*** Data

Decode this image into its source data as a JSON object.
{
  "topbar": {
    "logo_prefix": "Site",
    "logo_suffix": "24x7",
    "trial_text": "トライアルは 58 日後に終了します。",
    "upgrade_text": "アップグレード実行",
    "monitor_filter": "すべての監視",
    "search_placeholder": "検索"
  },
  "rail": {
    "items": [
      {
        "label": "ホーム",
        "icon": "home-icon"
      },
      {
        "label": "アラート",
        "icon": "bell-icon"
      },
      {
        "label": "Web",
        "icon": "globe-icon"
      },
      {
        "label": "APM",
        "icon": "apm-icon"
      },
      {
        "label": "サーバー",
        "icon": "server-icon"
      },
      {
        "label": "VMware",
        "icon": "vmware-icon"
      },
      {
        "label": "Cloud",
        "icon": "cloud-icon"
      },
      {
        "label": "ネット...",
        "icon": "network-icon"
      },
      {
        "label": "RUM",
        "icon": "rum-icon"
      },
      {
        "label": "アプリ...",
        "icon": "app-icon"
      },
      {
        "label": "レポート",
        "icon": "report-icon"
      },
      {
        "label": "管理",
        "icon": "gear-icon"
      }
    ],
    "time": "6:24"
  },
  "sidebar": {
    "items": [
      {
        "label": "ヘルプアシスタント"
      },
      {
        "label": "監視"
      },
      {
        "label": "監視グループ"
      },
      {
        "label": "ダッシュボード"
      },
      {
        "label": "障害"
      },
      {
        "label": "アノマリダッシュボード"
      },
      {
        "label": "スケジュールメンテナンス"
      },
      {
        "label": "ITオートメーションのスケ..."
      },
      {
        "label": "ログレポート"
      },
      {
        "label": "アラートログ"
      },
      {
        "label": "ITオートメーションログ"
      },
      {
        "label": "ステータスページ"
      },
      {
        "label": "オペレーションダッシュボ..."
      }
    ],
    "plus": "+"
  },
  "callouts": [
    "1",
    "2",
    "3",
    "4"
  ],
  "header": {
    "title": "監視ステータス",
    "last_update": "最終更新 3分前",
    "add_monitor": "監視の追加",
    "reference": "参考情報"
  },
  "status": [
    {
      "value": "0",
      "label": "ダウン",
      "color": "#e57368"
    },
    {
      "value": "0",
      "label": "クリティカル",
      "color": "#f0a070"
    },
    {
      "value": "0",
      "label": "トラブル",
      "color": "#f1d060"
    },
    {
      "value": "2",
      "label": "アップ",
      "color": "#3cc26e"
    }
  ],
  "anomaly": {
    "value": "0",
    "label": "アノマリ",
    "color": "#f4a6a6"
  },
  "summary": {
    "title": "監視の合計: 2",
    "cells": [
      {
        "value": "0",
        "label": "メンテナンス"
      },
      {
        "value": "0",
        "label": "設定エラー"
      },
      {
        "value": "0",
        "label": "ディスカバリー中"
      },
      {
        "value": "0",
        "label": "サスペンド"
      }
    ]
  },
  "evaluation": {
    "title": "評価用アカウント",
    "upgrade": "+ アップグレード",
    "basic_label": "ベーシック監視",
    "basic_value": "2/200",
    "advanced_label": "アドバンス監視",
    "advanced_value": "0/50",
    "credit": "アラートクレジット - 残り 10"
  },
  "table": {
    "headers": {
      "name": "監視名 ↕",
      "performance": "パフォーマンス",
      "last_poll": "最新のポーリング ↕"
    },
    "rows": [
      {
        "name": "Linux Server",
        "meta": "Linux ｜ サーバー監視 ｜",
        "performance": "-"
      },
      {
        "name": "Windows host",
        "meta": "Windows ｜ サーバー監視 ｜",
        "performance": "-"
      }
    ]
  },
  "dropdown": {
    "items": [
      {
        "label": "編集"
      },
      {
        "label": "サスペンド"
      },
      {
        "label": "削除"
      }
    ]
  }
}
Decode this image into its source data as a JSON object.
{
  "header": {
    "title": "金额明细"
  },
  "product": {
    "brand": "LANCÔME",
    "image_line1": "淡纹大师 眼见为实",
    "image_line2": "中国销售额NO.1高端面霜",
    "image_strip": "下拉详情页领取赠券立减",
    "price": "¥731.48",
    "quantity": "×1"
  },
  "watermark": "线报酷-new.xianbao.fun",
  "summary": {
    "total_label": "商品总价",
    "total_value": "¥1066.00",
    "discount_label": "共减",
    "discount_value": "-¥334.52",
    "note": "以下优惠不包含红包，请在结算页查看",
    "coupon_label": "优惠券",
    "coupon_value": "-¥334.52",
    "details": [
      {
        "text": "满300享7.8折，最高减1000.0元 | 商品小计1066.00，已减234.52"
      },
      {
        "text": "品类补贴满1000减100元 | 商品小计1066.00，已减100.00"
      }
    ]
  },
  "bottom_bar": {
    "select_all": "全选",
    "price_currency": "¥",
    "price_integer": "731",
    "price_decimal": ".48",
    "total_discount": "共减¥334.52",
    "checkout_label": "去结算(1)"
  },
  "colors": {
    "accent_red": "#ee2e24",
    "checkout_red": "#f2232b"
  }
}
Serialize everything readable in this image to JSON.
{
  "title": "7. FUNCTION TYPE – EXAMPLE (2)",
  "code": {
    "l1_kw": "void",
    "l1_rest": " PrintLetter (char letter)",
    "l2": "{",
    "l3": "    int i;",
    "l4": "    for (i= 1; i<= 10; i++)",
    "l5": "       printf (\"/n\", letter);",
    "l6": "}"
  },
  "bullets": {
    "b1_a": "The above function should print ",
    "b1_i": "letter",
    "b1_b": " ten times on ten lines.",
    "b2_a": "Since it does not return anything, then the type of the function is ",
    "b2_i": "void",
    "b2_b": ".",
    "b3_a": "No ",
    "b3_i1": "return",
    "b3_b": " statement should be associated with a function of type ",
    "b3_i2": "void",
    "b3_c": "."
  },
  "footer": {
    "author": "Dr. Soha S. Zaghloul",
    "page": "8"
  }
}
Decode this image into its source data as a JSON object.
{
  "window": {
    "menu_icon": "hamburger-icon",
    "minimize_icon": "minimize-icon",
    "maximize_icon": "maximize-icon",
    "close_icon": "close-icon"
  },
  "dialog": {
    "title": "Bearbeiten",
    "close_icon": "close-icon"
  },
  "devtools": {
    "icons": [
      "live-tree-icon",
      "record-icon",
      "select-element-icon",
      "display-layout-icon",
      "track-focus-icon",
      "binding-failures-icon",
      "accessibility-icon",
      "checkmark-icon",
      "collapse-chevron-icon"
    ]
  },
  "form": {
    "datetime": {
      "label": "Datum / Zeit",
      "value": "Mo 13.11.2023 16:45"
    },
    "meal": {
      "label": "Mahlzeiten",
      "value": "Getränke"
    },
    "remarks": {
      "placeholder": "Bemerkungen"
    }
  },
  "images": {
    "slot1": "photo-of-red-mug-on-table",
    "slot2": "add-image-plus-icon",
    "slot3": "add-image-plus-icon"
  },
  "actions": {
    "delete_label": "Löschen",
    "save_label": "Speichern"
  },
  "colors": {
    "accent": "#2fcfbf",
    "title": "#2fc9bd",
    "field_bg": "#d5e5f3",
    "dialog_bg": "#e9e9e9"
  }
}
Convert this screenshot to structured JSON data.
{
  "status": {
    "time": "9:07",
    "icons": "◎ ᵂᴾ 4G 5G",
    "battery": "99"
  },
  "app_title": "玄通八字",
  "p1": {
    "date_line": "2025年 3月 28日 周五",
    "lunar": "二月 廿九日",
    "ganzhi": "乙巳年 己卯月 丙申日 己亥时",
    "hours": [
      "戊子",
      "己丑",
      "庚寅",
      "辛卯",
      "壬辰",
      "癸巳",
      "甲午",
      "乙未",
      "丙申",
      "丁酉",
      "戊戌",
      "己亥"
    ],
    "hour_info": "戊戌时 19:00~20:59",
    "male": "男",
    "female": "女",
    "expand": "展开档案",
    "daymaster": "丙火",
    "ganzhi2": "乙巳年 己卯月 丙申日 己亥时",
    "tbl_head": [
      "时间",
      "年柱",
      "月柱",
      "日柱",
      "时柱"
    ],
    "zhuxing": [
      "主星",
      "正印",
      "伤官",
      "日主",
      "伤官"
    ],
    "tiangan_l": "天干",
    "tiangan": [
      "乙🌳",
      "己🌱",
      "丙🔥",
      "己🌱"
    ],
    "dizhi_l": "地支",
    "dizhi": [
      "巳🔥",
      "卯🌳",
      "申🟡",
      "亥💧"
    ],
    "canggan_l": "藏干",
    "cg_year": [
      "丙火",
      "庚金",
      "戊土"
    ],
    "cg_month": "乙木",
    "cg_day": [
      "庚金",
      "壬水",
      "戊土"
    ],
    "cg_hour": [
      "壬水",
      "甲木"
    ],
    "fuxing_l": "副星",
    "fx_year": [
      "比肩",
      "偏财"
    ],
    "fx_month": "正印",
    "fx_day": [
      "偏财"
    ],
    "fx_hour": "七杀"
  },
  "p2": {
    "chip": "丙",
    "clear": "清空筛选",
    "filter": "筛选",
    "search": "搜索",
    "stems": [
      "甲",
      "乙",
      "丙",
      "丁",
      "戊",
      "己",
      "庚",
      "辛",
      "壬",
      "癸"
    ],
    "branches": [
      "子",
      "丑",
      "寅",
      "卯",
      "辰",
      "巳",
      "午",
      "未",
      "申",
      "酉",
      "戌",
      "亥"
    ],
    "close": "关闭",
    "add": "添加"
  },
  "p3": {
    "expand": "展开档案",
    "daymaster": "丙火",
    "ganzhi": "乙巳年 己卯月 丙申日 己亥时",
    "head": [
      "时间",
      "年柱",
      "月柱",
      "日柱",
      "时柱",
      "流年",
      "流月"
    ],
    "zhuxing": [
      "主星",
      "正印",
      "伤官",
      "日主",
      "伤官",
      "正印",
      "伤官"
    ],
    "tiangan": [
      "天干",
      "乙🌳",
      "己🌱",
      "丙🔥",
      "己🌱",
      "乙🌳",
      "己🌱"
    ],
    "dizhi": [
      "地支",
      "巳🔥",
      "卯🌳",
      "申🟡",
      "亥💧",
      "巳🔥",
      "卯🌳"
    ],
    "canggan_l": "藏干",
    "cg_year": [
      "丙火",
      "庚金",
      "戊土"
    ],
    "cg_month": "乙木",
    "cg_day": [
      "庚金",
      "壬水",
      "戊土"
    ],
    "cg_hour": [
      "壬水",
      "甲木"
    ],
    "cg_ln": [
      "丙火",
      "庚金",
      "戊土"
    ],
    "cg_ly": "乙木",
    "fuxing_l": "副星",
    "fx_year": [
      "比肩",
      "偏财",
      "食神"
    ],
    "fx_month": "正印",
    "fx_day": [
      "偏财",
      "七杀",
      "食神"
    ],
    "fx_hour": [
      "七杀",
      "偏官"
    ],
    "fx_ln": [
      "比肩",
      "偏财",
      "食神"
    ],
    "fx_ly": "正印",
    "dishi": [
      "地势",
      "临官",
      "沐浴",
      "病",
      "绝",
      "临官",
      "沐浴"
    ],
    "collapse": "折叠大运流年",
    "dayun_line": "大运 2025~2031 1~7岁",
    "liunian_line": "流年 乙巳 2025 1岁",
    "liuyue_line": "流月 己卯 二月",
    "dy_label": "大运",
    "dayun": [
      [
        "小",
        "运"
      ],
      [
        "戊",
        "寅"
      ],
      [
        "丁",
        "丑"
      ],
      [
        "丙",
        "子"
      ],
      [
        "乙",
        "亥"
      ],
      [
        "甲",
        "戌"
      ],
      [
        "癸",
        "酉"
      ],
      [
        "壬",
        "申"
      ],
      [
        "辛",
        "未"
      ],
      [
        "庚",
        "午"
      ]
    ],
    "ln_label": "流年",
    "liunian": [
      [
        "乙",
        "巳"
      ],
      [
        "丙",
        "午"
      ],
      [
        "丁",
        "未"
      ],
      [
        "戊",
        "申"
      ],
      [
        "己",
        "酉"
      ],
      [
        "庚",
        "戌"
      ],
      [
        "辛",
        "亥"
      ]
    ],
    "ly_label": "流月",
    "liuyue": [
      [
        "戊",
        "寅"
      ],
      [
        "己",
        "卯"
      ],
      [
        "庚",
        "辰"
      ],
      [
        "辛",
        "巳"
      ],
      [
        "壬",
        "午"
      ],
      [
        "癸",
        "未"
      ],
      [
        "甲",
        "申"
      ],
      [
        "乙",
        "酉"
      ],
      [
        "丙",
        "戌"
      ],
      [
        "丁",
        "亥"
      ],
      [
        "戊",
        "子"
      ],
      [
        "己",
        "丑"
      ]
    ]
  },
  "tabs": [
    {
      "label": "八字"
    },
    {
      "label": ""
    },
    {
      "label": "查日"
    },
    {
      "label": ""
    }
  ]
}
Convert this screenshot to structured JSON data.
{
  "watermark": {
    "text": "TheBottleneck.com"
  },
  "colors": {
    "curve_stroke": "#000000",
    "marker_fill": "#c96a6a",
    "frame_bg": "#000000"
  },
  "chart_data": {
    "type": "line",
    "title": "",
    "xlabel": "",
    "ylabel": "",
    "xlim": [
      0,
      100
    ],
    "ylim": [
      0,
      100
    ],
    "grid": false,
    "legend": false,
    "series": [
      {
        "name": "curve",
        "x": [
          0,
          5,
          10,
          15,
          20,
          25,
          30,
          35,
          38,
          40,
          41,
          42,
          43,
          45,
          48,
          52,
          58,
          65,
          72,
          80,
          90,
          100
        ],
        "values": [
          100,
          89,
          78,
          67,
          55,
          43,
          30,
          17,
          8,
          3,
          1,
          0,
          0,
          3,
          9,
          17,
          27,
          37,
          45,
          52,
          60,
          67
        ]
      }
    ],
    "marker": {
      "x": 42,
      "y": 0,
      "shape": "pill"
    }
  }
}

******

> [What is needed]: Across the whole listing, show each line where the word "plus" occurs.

> [Final answer]:
    "plus": "+"
    "slot2": "add-image-plus-icon",
    "slot3": "add-image-plus-icon"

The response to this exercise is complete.